Would you please give every entry again exactly, without the pictures?

——————————

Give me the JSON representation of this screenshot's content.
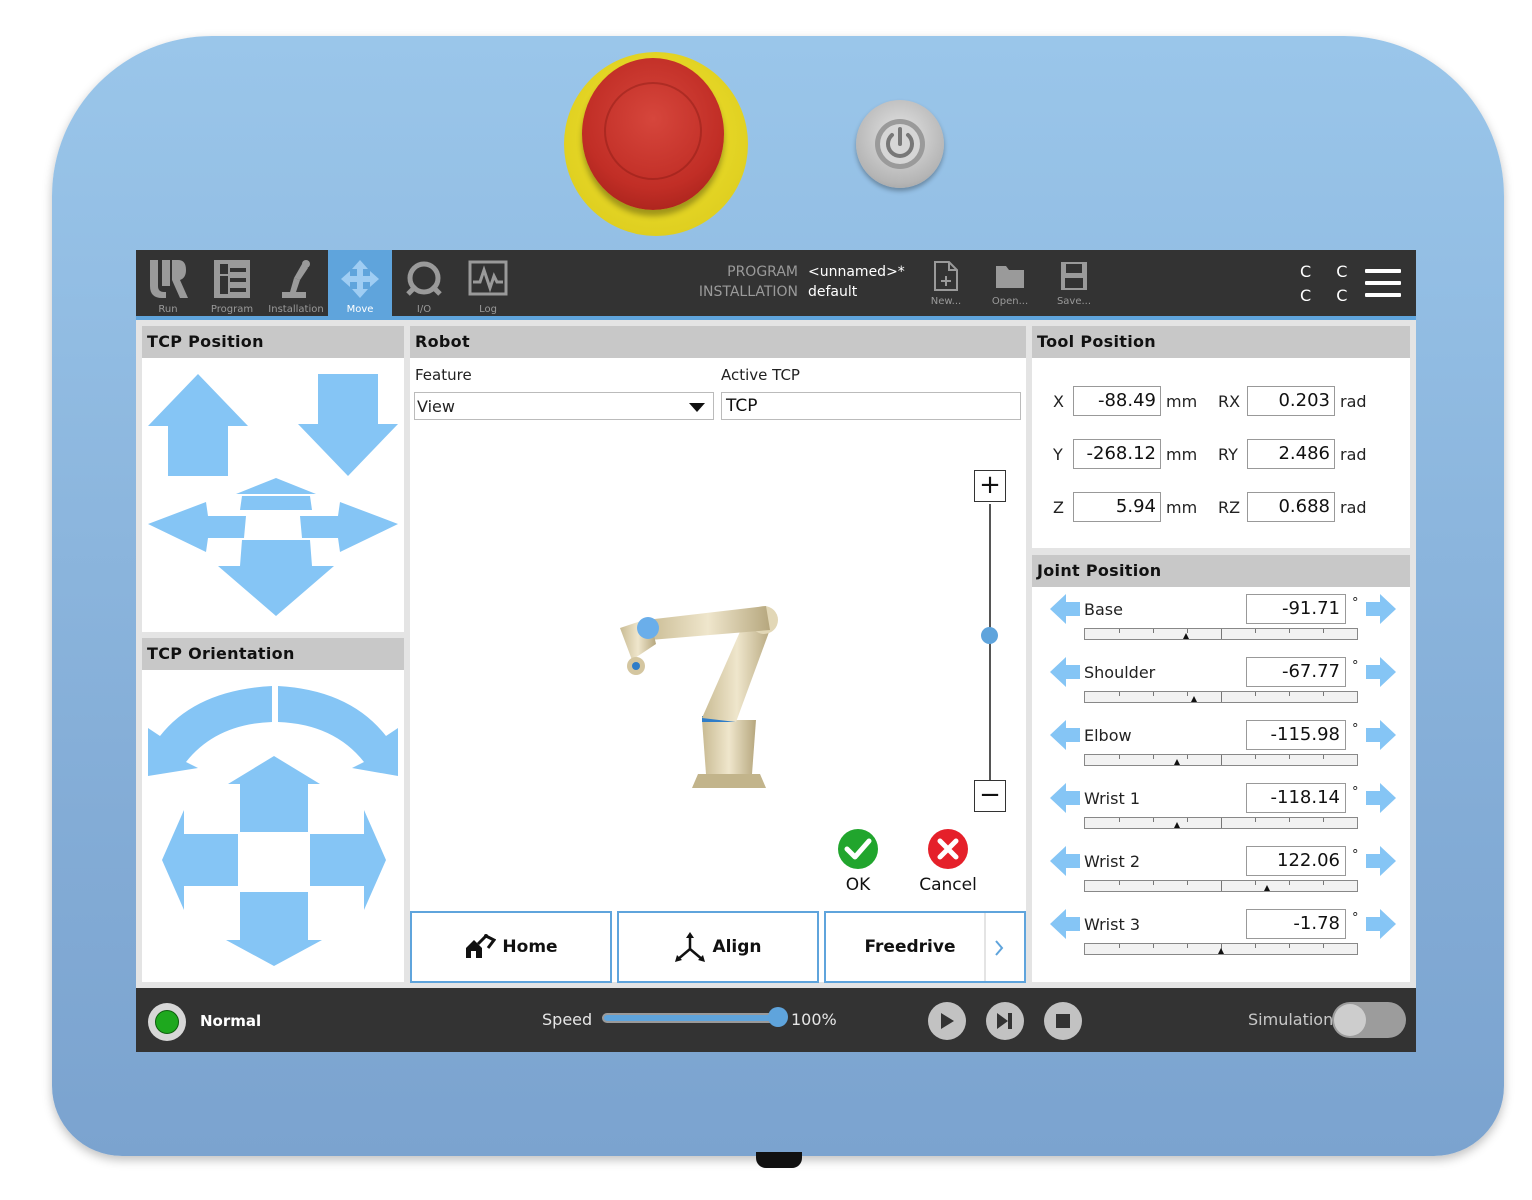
{
  "nav": {
    "tabs": [
      {
        "label": "Run"
      },
      {
        "label": "Program"
      },
      {
        "label": "Installation"
      },
      {
        "label": "Move"
      },
      {
        "label": "I/O"
      },
      {
        "label": "Log"
      }
    ],
    "active_tab": "Move"
  },
  "header": {
    "program_label": "PROGRAM",
    "program_value": "<unnamed>*",
    "installation_label": "INSTALLATION",
    "installation_value": "default",
    "file_buttons": [
      {
        "label": "New..."
      },
      {
        "label": "Open..."
      },
      {
        "label": "Save..."
      }
    ],
    "cc_glyphs": [
      "C C",
      "C C"
    ]
  },
  "tcp_position": {
    "title": "TCP Position"
  },
  "tcp_orientation": {
    "title": "TCP Orientation"
  },
  "robot": {
    "title": "Robot",
    "feature_label": "Feature",
    "feature_value": "View",
    "active_tcp_label": "Active TCP",
    "active_tcp_value": "TCP",
    "ok_label": "OK",
    "cancel_label": "Cancel",
    "home_label": "Home",
    "align_label": "Align",
    "freedrive_label": "Freedrive",
    "zoom_in": "+",
    "zoom_out": "−"
  },
  "tool_position": {
    "title": "Tool Position",
    "rows": [
      {
        "axis": "X",
        "value": "-88.49",
        "unit": "mm",
        "raxis": "RX",
        "rvalue": "0.203",
        "runit": "rad"
      },
      {
        "axis": "Y",
        "value": "-268.12",
        "unit": "mm",
        "raxis": "RY",
        "rvalue": "2.486",
        "runit": "rad"
      },
      {
        "axis": "Z",
        "value": "5.94",
        "unit": "mm",
        "raxis": "RZ",
        "rvalue": "0.688",
        "runit": "rad"
      }
    ]
  },
  "joint_position": {
    "title": "Joint Position",
    "degree_symbol": "°",
    "joints": [
      {
        "name": "Base",
        "value": "-91.71"
      },
      {
        "name": "Shoulder",
        "value": "-67.77"
      },
      {
        "name": "Elbow",
        "value": "-115.98"
      },
      {
        "name": "Wrist 1",
        "value": "-118.14"
      },
      {
        "name": "Wrist 2",
        "value": "122.06"
      },
      {
        "name": "Wrist 3",
        "value": "-1.78"
      }
    ]
  },
  "footer": {
    "status_label": "Normal",
    "speed_label": "Speed",
    "speed_value": "100%",
    "simulation_label": "Simulation"
  },
  "colors": {
    "accent": "#5fa4dc",
    "topbar": "#333333",
    "arrow": "#85c5f5",
    "status_ok": "#1ea81e"
  }
}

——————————

▶ RESULT:
Give me the JSON representation of this screenshot's content.
{
  "nav": {
    "tabs": [
      {
        "label": "Run"
      },
      {
        "label": "Program"
      },
      {
        "label": "Installation"
      },
      {
        "label": "Move"
      },
      {
        "label": "I/O"
      },
      {
        "label": "Log"
      }
    ],
    "active_tab": "Move"
  },
  "header": {
    "program_label": "PROGRAM",
    "program_value": "<unnamed>*",
    "installation_label": "INSTALLATION",
    "installation_value": "default",
    "file_buttons": [
      {
        "label": "New..."
      },
      {
        "label": "Open..."
      },
      {
        "label": "Save..."
      }
    ],
    "cc_glyphs": [
      "C C",
      "C C"
    ]
  },
  "tcp_position": {
    "title": "TCP Position"
  },
  "tcp_orientation": {
    "title": "TCP Orientation"
  },
  "robot": {
    "title": "Robot",
    "feature_label": "Feature",
    "feature_value": "View",
    "active_tcp_label": "Active TCP",
    "active_tcp_value": "TCP",
    "ok_label": "OK",
    "cancel_label": "Cancel",
    "home_label": "Home",
    "align_label": "Align",
    "freedrive_label": "Freedrive",
    "zoom_in": "+",
    "zoom_out": "−"
  },
  "tool_position": {
    "title": "Tool Position",
    "rows": [
      {
        "axis": "X",
        "value": "-88.49",
        "unit": "mm",
        "raxis": "RX",
        "rvalue": "0.203",
        "runit": "rad"
      },
      {
        "axis": "Y",
        "value": "-268.12",
        "unit": "mm",
        "raxis": "RY",
        "rvalue": "2.486",
        "runit": "rad"
      },
      {
        "axis": "Z",
        "value": "5.94",
        "unit": "mm",
        "raxis": "RZ",
        "rvalue": "0.688",
        "runit": "rad"
      }
    ]
  },
  "joint_position": {
    "title": "Joint Position",
    "degree_symbol": "°",
    "joints": [
      {
        "name": "Base",
        "value": "-91.71"
      },
      {
        "name": "Shoulder",
        "value": "-67.77"
      },
      {
        "name": "Elbow",
        "value": "-115.98"
      },
      {
        "name": "Wrist 1",
        "value": "-118.14"
      },
      {
        "name": "Wrist 2",
        "value": "122.06"
      },
      {
        "name": "Wrist 3",
        "value": "-1.78"
      }
    ]
  },
  "footer": {
    "status_label": "Normal",
    "speed_label": "Speed",
    "speed_value": "100%",
    "simulation_label": "Simulation"
  },
  "colors": {
    "accent": "#5fa4dc",
    "topbar": "#333333",
    "arrow": "#85c5f5",
    "status_ok": "#1ea81e"
  }
}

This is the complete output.